=== TASK TO COMPLETE ===
Look below. Copy each line that has "JSON" in it.

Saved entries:
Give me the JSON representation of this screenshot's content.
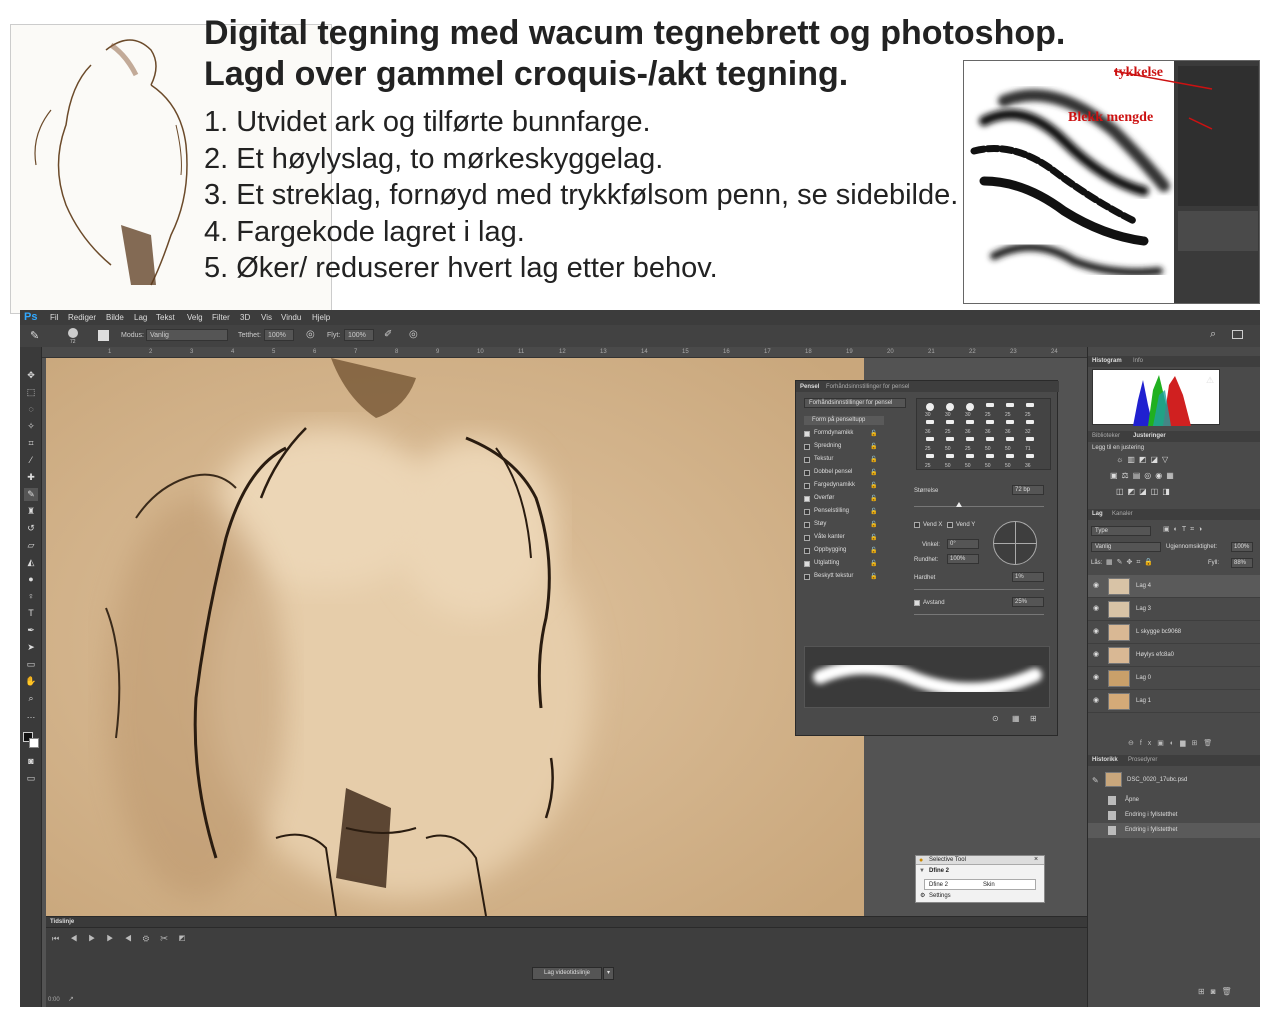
{
  "header": {
    "title_line1": "Digital tegning med wacum tegnebrett og photoshop.",
    "title_line2": "Lagd over gammel croquis-/akt tegning.",
    "steps": [
      "1. Utvidet ark og tilførte bunnfarge.",
      "2. Et høylyslag, to mørkeskyggelag.",
      "3. Et streklag, fornøyd med trykkfølsom penn, se sidebilde.",
      "4. Fargekode lagret i lag.",
      "5. Øker/ reduserer hvert lag etter behov."
    ]
  },
  "brush_inset": {
    "label_thickness": "tykkelse",
    "label_ink": "Blekk mengde",
    "annotation_color": "#cc1111"
  },
  "photoshop": {
    "logo": "Ps",
    "menu": [
      "Fil",
      "Rediger",
      "Bilde",
      "Lag",
      "Tekst",
      "Velg",
      "Filter",
      "3D",
      "Vis",
      "Vindu",
      "Hjelp"
    ],
    "options": {
      "brush_size": "72",
      "mode_label": "Modus:",
      "mode_value": "Vanlig",
      "opacity_label": "Tetthet:",
      "opacity_value": "100%",
      "flow_label": "Flyt:",
      "flow_value": "100%"
    },
    "ruler_ticks": [
      "1",
      "2",
      "3",
      "4",
      "5",
      "6",
      "7",
      "8",
      "9",
      "10",
      "11",
      "12",
      "13",
      "14",
      "15",
      "16",
      "17",
      "18",
      "19",
      "20",
      "21",
      "22",
      "23",
      "24"
    ],
    "brush_panel": {
      "tab1": "Pensel",
      "tab2": "Forhåndsinnstillinger for pensel",
      "presets_button": "Forhåndsinnstillinger for pensel",
      "section_title": "Form på penseltupp",
      "items": [
        {
          "label": "Formdynamikk",
          "checked": true
        },
        {
          "label": "Spredning",
          "checked": false
        },
        {
          "label": "Tekstur",
          "checked": false
        },
        {
          "label": "Dobbel pensel",
          "checked": false
        },
        {
          "label": "Fargedynamikk",
          "checked": false
        },
        {
          "label": "Overfør",
          "checked": true
        },
        {
          "label": "Penselstilling",
          "checked": false
        },
        {
          "label": "Støy",
          "checked": false
        },
        {
          "label": "Våte kanter",
          "checked": false
        },
        {
          "label": "Oppbygging",
          "checked": false
        },
        {
          "label": "Utglatting",
          "checked": true
        },
        {
          "label": "Beskytt tekstur",
          "checked": false
        }
      ],
      "size_row1": [
        "30",
        "30",
        "30",
        "25",
        "25",
        "25"
      ],
      "size_row2": [
        "36",
        "25",
        "36",
        "36",
        "36",
        "32"
      ],
      "size_row3": [
        "25",
        "50",
        "25",
        "50",
        "50",
        "71"
      ],
      "size_row4": [
        "25",
        "50",
        "50",
        "50",
        "50",
        "36"
      ],
      "size_label": "Størrelse",
      "size_value": "72 bp",
      "flip_x": "Vend X",
      "flip_y": "Vend Y",
      "angle_label": "Vinkel:",
      "angle_value": "0°",
      "roundness_label": "Rundhet:",
      "roundness_value": "100%",
      "hardness_label": "Hardhet",
      "hardness_value": "1%",
      "spacing_label": "Avstand",
      "spacing_value": "25%"
    },
    "histogram": {
      "tab1": "Histogram",
      "tab2": "Info"
    },
    "adjustments": {
      "tab1": "Biblioteker",
      "tab2": "Justeringer",
      "hint": "Legg til en justering"
    },
    "layers_panel": {
      "tab1": "Lag",
      "tab2": "Kanaler",
      "filter": "Type",
      "blend": "Vanlig",
      "opacity_label": "Ugjennomsiktighet:",
      "opacity_value": "100%",
      "lock_label": "Lås:",
      "fill_label": "Fyll:",
      "fill_value": "88%",
      "layers": [
        {
          "name": "Lag 4",
          "selected": true
        },
        {
          "name": "Lag 3",
          "selected": false
        },
        {
          "name": "L skygge bc9068",
          "selected": false
        },
        {
          "name": "Høylys efc8a0",
          "selected": false
        },
        {
          "name": "Lag 0",
          "selected": false
        },
        {
          "name": "Lag 1",
          "selected": false
        }
      ]
    },
    "history": {
      "tab1": "Historikk",
      "tab2": "Prosedyrer",
      "snapshot": "DSC_0020_17ubc.psd",
      "items": [
        "Åpne",
        "Endring i fyllstetthet",
        "Endring i fyllstetthet"
      ]
    },
    "timeline": {
      "title": "Tidslinje",
      "create_button": "Lag videotidslinje",
      "frame": "0:00"
    },
    "selective_tool": {
      "title": "Selective Tool",
      "item": "Dfine 2",
      "sub1": "Dfine 2",
      "sub2": "Skin",
      "settings": "Settings"
    }
  }
}
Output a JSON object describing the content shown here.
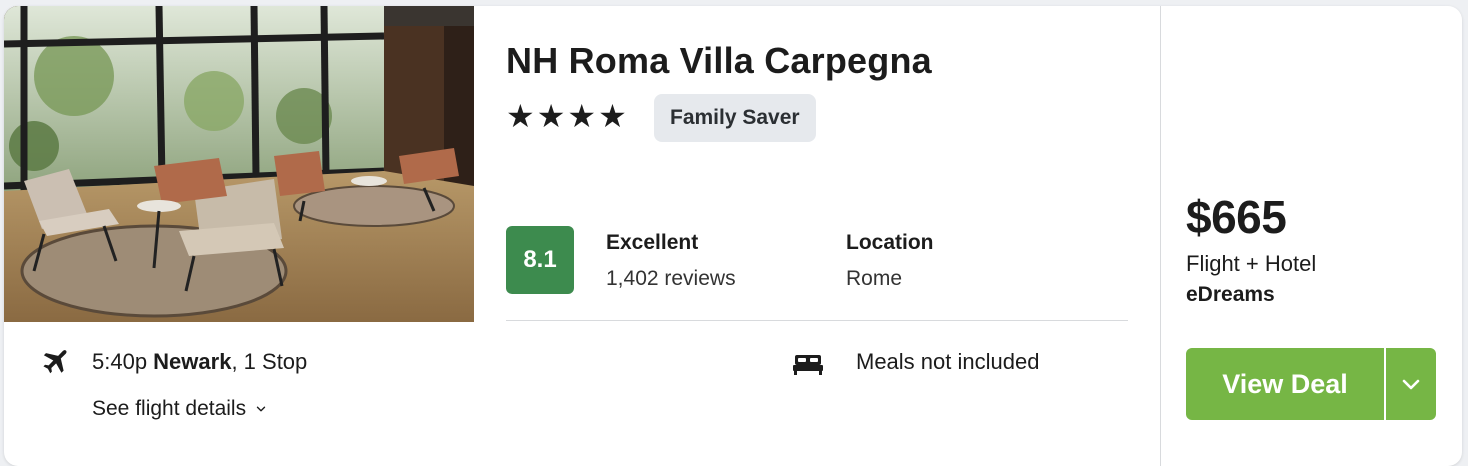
{
  "hotel": {
    "name": "NH Roma Villa Carpegna",
    "stars": "★★★★",
    "star_count": 4,
    "badge": "Family Saver",
    "photo_icon": "hotel-lobby-photo"
  },
  "rating": {
    "score": "8.1",
    "label": "Excellent",
    "reviews": "1,402 reviews",
    "score_color": "#3d8b4e"
  },
  "location": {
    "label": "Location",
    "value": "Rome"
  },
  "flight": {
    "icon": "airplane-icon",
    "time": "5:40p",
    "origin": "Newark",
    "stops": ", 1 Stop",
    "details_link": "See flight details"
  },
  "meals": {
    "icon": "bed-icon",
    "text": "Meals not included"
  },
  "pricing": {
    "price": "$665",
    "package": "Flight + Hotel",
    "provider": "eDreams",
    "cta_label": "View Deal",
    "cta_color": "#76b645"
  }
}
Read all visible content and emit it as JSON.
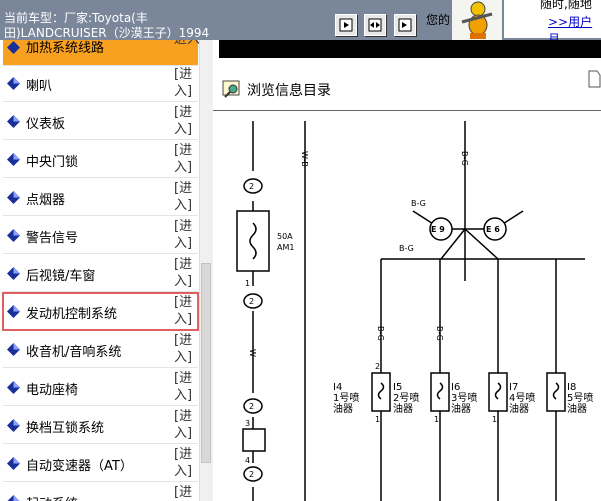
{
  "header": {
    "vehicle_info": "当前车型：厂家:Toyota(丰田)LANDCRUISER（沙漠王子）1994",
    "greeting": "您的",
    "ad_text": "随时,随地",
    "ad_link": ">>用户月"
  },
  "sidebar": {
    "items": [
      {
        "label": "加热系统线路",
        "enter": "进入"
      },
      {
        "label": "喇叭",
        "enter": "[进入]"
      },
      {
        "label": "仪表板",
        "enter": "[进入]"
      },
      {
        "label": "中央门锁",
        "enter": "[进入]"
      },
      {
        "label": "点烟器",
        "enter": "[进入]"
      },
      {
        "label": "警告信号",
        "enter": "[进入]"
      },
      {
        "label": "后视镜/车窗",
        "enter": "[进入]"
      },
      {
        "label": "发动机控制系统",
        "enter": "[进入]"
      },
      {
        "label": "收音机/音响系统",
        "enter": "[进入]"
      },
      {
        "label": "电动座椅",
        "enter": "[进入]"
      },
      {
        "label": "换档互锁系统",
        "enter": "[进入]"
      },
      {
        "label": "自动变速器（AT）",
        "enter": "[进入]"
      },
      {
        "label": "起动系统",
        "enter": "[进"
      }
    ]
  },
  "content": {
    "title": "浏览信息目录",
    "diagram": {
      "wire_labels": [
        "W-B",
        "B-G",
        "B-G",
        "B-G",
        "W",
        "B-G",
        "B-G"
      ],
      "fuse": [
        "50A",
        "AM1"
      ],
      "connectors": [
        "E 9",
        "E 6"
      ],
      "injectors": [
        {
          "id": "I4",
          "name": "1号喷",
          "name2": "油器"
        },
        {
          "id": "I5",
          "name": "2号喷",
          "name2": "油器"
        },
        {
          "id": "I6",
          "name": "3号喷",
          "name2": "油器"
        },
        {
          "id": "I7",
          "name": "4号喷",
          "name2": "油器"
        },
        {
          "id": "I8",
          "name": "5号喷",
          "name2": "油器"
        }
      ],
      "pins": [
        "2",
        "2",
        "1",
        "2",
        "2",
        "3",
        "4",
        "2",
        "1",
        "1",
        "1"
      ]
    }
  },
  "colors": {
    "topbar": "#7a869a",
    "highlight": "#f8a020",
    "selected_outline": "#e06060",
    "diamond": "#1a2f9a"
  }
}
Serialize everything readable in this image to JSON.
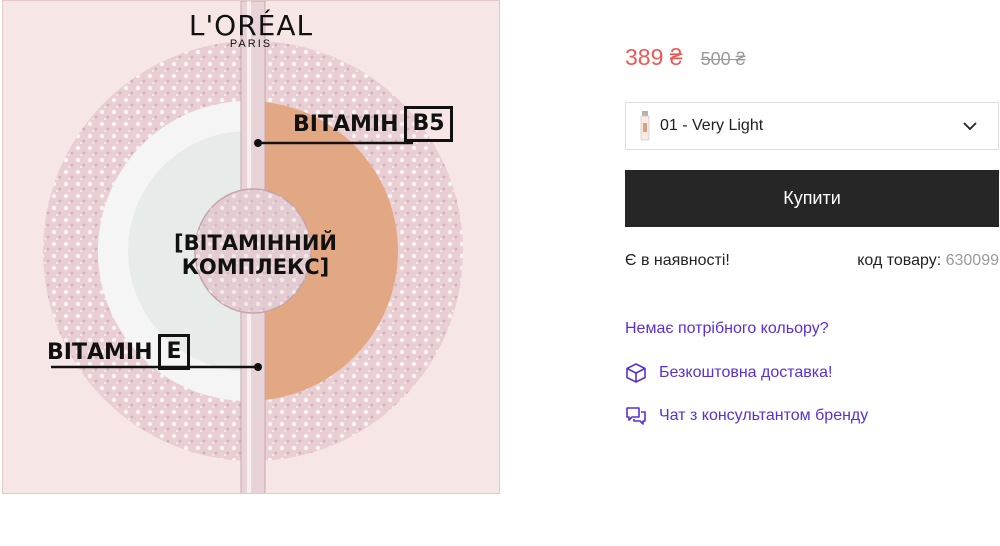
{
  "brand": {
    "name": "L'ORÉAL",
    "sub": "PARIS"
  },
  "image_labels": {
    "vitamin_b5_word": "ВІТАМІН",
    "vitamin_b5_code": "B5",
    "complex_line1": "[ВІТАМІННИЙ",
    "complex_line2": "КОМПЛЕКС]",
    "vitamin_e_word": "ВІТАМІН",
    "vitamin_e_code": "E"
  },
  "price": {
    "current": "389 ₴",
    "old": "500 ₴"
  },
  "shade_select": {
    "value": "01 - Very Light"
  },
  "buy_button": {
    "label": "Купити"
  },
  "stock": {
    "status": "Є в наявності!",
    "sku_label": "код товару:",
    "sku_value": "630099"
  },
  "links": {
    "no_color": "Немає потрібного кольору?",
    "delivery": "Безкоштовна доставка!",
    "chat": "Чат з консультантом бренду"
  },
  "colors": {
    "price": "#ea5a55",
    "link": "#5a2fd8",
    "button": "#262626",
    "foundation": "#e2a883"
  },
  "icons": {
    "delivery": "box-icon",
    "chat": "chat-icon",
    "select": "chevron-down-icon"
  }
}
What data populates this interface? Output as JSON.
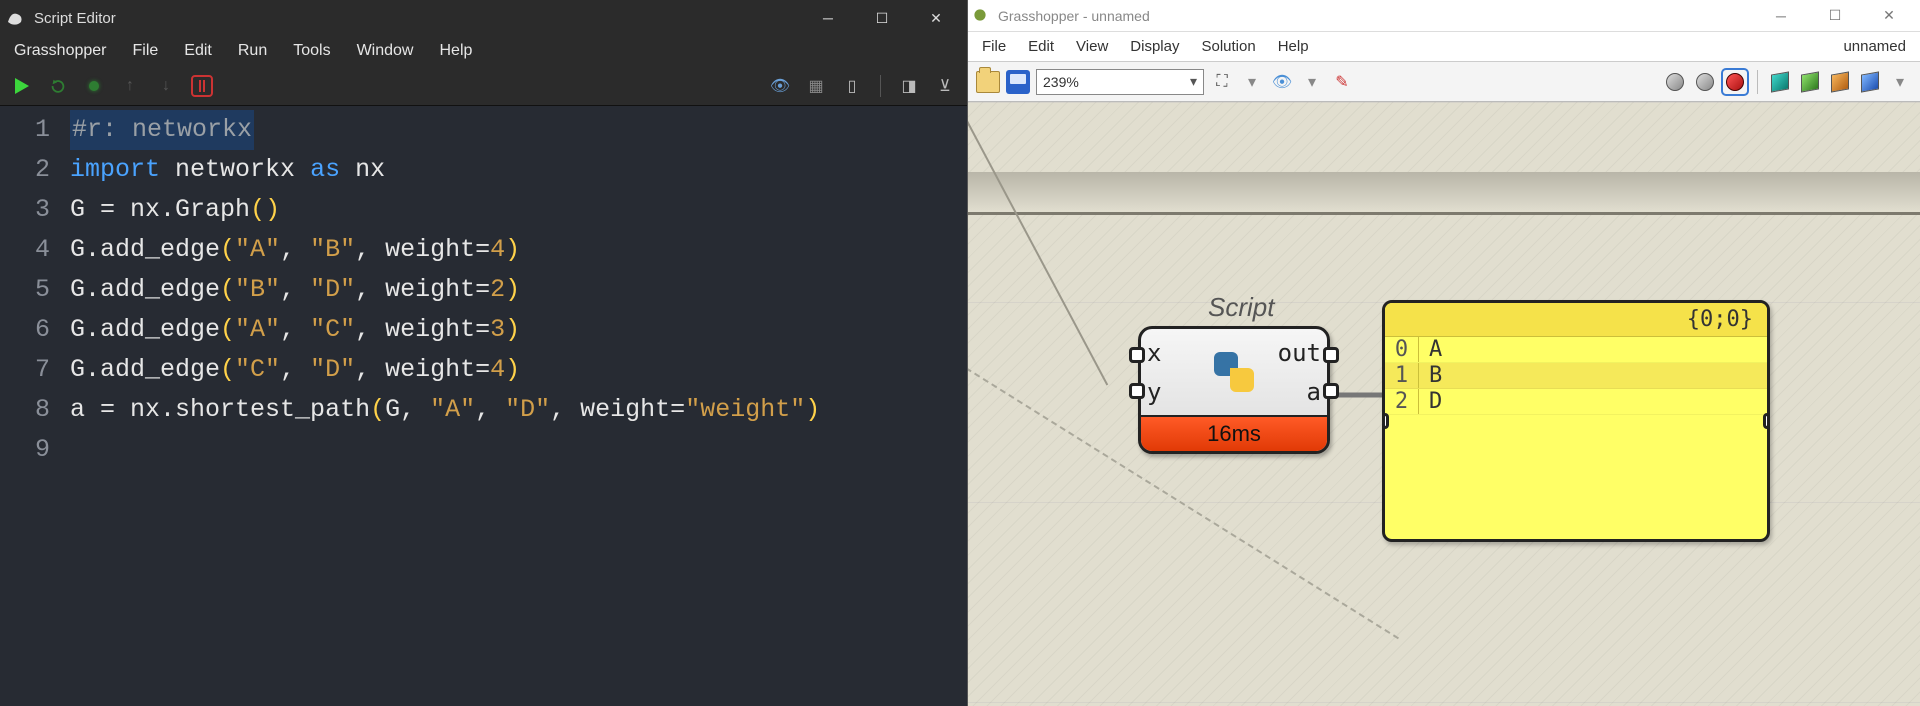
{
  "script_editor": {
    "title": "Script Editor",
    "menu": [
      "Grasshopper",
      "File",
      "Edit",
      "Run",
      "Tools",
      "Window",
      "Help"
    ],
    "code_lines": [
      {
        "n": "1",
        "seg": [
          {
            "t": "#r: networkx",
            "c": "comment-sel"
          }
        ]
      },
      {
        "n": "2",
        "seg": [
          {
            "t": "import ",
            "c": "kw"
          },
          {
            "t": "networkx ",
            "c": "plain"
          },
          {
            "t": "as ",
            "c": "kw"
          },
          {
            "t": "nx",
            "c": "plain"
          }
        ]
      },
      {
        "n": "3",
        "seg": [
          {
            "t": "G ",
            "c": "plain"
          },
          {
            "t": "= ",
            "c": "eq"
          },
          {
            "t": "nx.Graph",
            "c": "plain"
          },
          {
            "t": "()",
            "c": "paren"
          }
        ]
      },
      {
        "n": "4",
        "seg": [
          {
            "t": "G.add_edge",
            "c": "plain"
          },
          {
            "t": "(",
            "c": "paren"
          },
          {
            "t": "\"A\"",
            "c": "str"
          },
          {
            "t": ", ",
            "c": "plain"
          },
          {
            "t": "\"B\"",
            "c": "str"
          },
          {
            "t": ", weight=",
            "c": "plain"
          },
          {
            "t": "4",
            "c": "num"
          },
          {
            "t": ")",
            "c": "paren"
          }
        ]
      },
      {
        "n": "5",
        "seg": [
          {
            "t": "G.add_edge",
            "c": "plain"
          },
          {
            "t": "(",
            "c": "paren"
          },
          {
            "t": "\"B\"",
            "c": "str"
          },
          {
            "t": ", ",
            "c": "plain"
          },
          {
            "t": "\"D\"",
            "c": "str"
          },
          {
            "t": ", weight=",
            "c": "plain"
          },
          {
            "t": "2",
            "c": "num"
          },
          {
            "t": ")",
            "c": "paren"
          }
        ]
      },
      {
        "n": "6",
        "seg": [
          {
            "t": "G.add_edge",
            "c": "plain"
          },
          {
            "t": "(",
            "c": "paren"
          },
          {
            "t": "\"A\"",
            "c": "str"
          },
          {
            "t": ", ",
            "c": "plain"
          },
          {
            "t": "\"C\"",
            "c": "str"
          },
          {
            "t": ", weight=",
            "c": "plain"
          },
          {
            "t": "3",
            "c": "num"
          },
          {
            "t": ")",
            "c": "paren"
          }
        ]
      },
      {
        "n": "7",
        "seg": [
          {
            "t": "G.add_edge",
            "c": "plain"
          },
          {
            "t": "(",
            "c": "paren"
          },
          {
            "t": "\"C\"",
            "c": "str"
          },
          {
            "t": ", ",
            "c": "plain"
          },
          {
            "t": "\"D\"",
            "c": "str"
          },
          {
            "t": ", weight=",
            "c": "plain"
          },
          {
            "t": "4",
            "c": "num"
          },
          {
            "t": ")",
            "c": "paren"
          }
        ]
      },
      {
        "n": "8",
        "seg": [
          {
            "t": "a ",
            "c": "plain"
          },
          {
            "t": "= ",
            "c": "eq"
          },
          {
            "t": "nx.shortest_path",
            "c": "plain"
          },
          {
            "t": "(",
            "c": "paren"
          },
          {
            "t": "G, ",
            "c": "plain"
          },
          {
            "t": "\"A\"",
            "c": "str"
          },
          {
            "t": ", ",
            "c": "plain"
          },
          {
            "t": "\"D\"",
            "c": "str"
          },
          {
            "t": ", weight=",
            "c": "plain"
          },
          {
            "t": "\"weight\"",
            "c": "str"
          },
          {
            "t": ")",
            "c": "paren"
          }
        ]
      },
      {
        "n": "9",
        "seg": []
      }
    ]
  },
  "grasshopper": {
    "title": "Grasshopper - unnamed",
    "doc_name": "unnamed",
    "menu": [
      "File",
      "Edit",
      "View",
      "Display",
      "Solution",
      "Help"
    ],
    "zoom": "239%",
    "script_label": "Script",
    "component": {
      "inputs": [
        "x",
        "y"
      ],
      "outputs": [
        "out",
        "a"
      ],
      "footer": "16ms"
    },
    "panel": {
      "header": "{0;0}",
      "rows": [
        {
          "idx": "0",
          "val": "A"
        },
        {
          "idx": "1",
          "val": "B"
        },
        {
          "idx": "2",
          "val": "D"
        }
      ]
    }
  }
}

=== TASK OUTPUT ===
Give me the JSON representation of this screenshot's content.
Output a JSON object describing the content shown here.
Read all visible content and emit it as JSON.
Serialize everything readable in this image to JSON.
What data populates this interface? Output as JSON.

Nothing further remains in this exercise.